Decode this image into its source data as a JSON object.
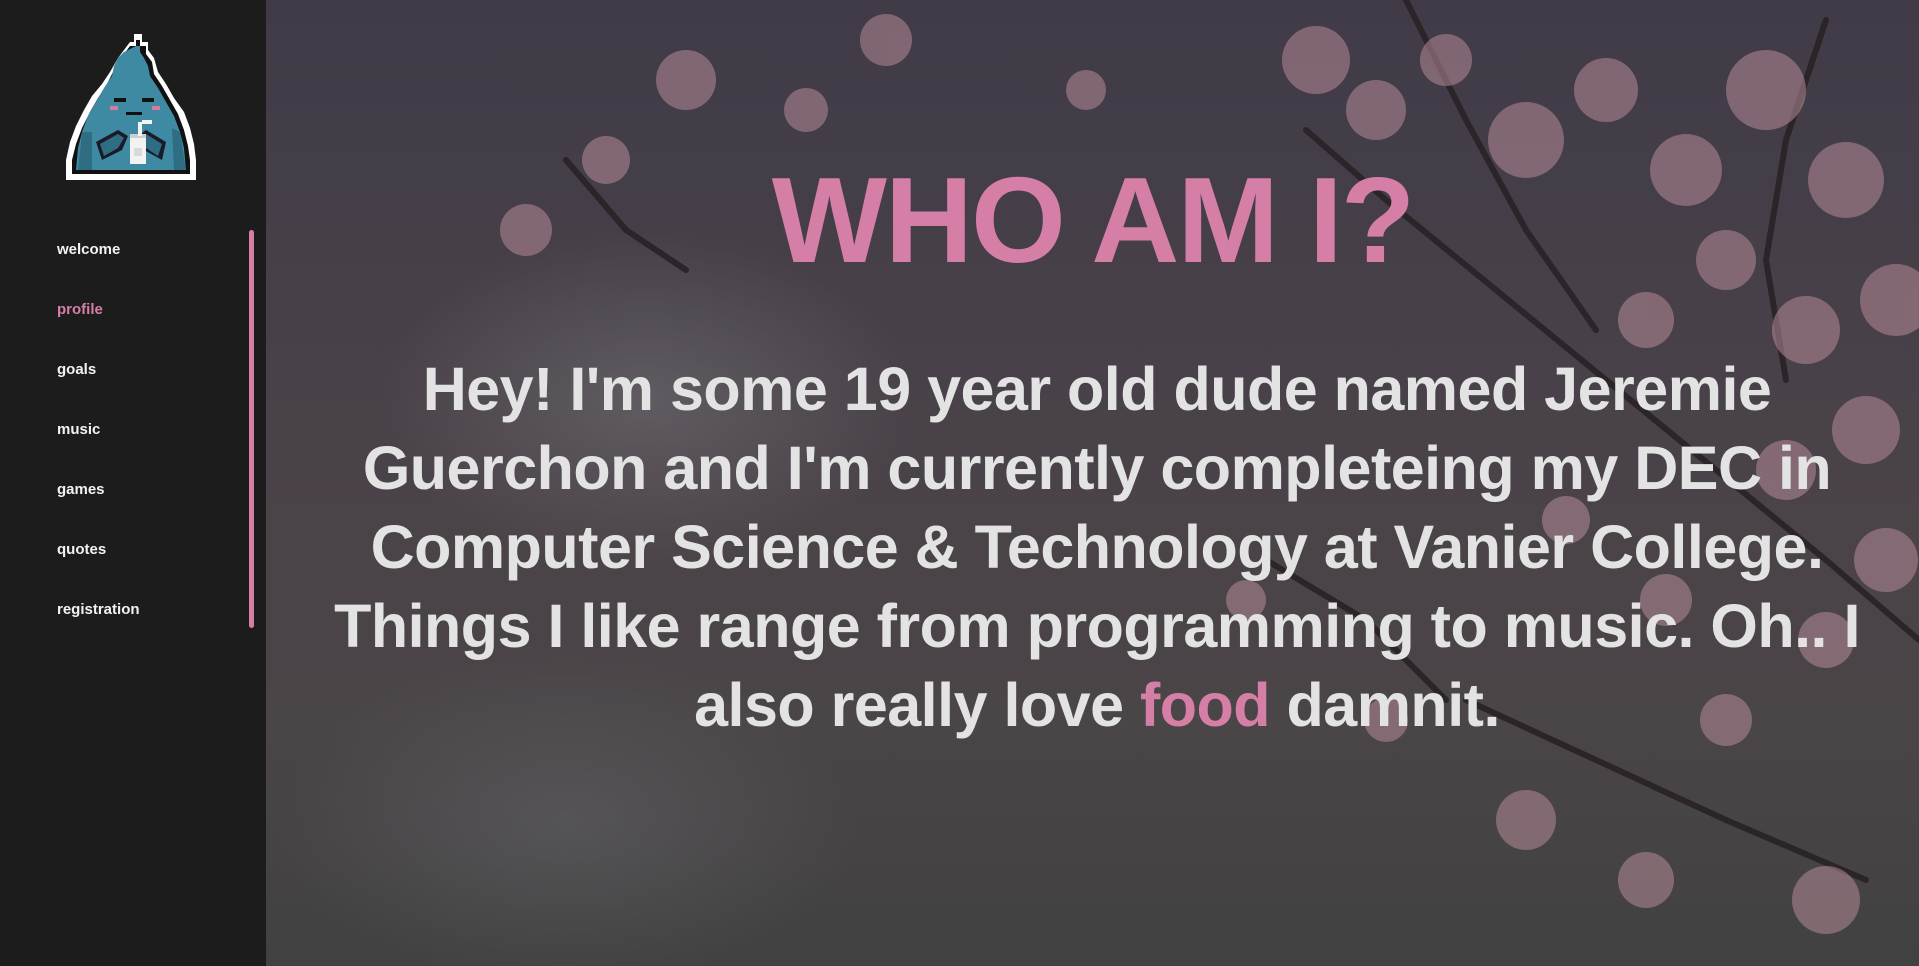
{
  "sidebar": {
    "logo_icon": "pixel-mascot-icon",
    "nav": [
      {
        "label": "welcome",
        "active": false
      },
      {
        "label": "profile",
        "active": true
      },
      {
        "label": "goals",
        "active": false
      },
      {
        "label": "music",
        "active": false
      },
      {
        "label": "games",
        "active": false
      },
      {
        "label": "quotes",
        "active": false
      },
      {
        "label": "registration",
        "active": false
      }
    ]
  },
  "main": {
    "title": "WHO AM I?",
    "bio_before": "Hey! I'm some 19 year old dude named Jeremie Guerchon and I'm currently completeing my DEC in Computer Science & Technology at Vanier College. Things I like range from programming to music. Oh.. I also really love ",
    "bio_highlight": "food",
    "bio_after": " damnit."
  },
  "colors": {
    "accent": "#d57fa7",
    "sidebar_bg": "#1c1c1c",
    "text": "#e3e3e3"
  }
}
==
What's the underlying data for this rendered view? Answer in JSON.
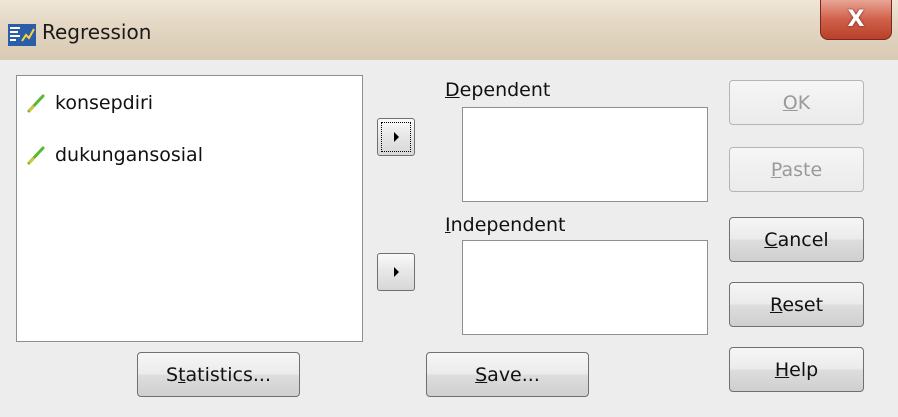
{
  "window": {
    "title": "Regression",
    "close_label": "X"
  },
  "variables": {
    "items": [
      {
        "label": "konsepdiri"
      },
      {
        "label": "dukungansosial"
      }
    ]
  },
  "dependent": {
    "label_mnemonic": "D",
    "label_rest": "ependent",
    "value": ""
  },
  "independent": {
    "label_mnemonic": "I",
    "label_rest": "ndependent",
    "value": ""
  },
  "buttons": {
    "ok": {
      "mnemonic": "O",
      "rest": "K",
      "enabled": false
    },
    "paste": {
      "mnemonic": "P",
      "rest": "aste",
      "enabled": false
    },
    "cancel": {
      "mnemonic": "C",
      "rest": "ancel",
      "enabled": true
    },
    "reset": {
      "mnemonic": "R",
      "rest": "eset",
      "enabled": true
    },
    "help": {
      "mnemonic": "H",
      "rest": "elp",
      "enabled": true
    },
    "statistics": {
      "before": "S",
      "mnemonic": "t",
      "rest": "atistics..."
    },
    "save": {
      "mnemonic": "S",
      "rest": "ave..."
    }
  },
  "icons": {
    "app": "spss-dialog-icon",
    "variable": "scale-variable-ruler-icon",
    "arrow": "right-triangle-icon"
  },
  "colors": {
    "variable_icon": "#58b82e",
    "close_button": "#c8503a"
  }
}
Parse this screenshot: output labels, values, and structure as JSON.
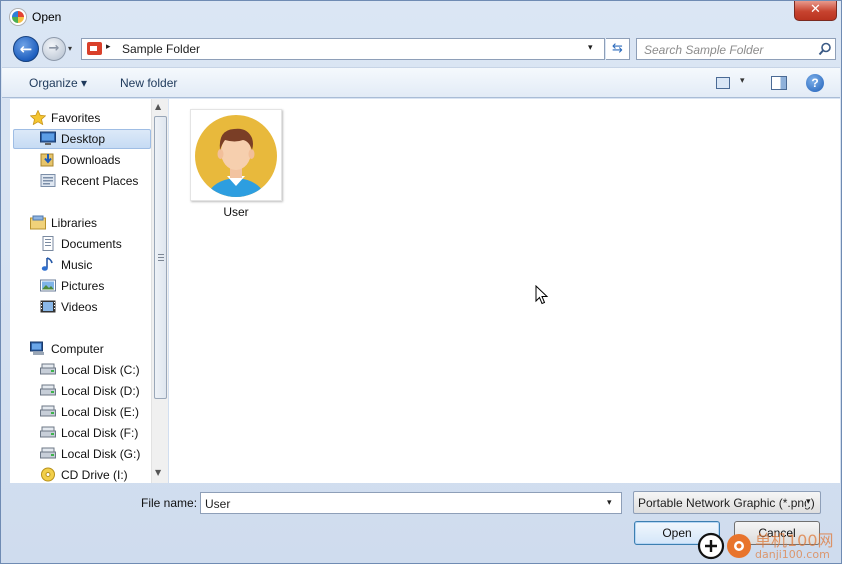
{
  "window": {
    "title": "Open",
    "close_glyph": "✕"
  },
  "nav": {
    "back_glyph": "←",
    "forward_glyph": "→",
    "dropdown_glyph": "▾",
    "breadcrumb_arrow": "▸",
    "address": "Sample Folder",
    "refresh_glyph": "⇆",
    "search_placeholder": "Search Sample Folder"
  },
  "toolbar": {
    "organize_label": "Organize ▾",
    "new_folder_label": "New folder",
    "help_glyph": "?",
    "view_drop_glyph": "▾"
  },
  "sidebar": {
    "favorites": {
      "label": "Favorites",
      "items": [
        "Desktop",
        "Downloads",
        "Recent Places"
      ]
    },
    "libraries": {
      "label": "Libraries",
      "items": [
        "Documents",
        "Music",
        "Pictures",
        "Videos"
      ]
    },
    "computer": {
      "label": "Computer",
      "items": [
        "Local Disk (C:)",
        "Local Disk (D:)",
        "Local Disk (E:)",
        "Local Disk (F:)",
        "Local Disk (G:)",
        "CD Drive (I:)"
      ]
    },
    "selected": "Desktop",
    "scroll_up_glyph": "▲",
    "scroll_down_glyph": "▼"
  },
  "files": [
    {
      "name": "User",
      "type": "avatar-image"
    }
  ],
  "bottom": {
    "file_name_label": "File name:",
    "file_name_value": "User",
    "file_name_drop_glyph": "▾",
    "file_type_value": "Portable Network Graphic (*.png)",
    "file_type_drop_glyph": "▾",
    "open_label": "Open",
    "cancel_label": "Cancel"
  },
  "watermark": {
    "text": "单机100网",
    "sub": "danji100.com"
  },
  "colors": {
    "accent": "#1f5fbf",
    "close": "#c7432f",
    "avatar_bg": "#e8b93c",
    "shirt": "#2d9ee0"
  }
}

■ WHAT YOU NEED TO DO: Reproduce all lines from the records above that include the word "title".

■ RESPONSE AREA:
    "title": "WHO AM I?",
    "title": "Regression",
    "title": "Open",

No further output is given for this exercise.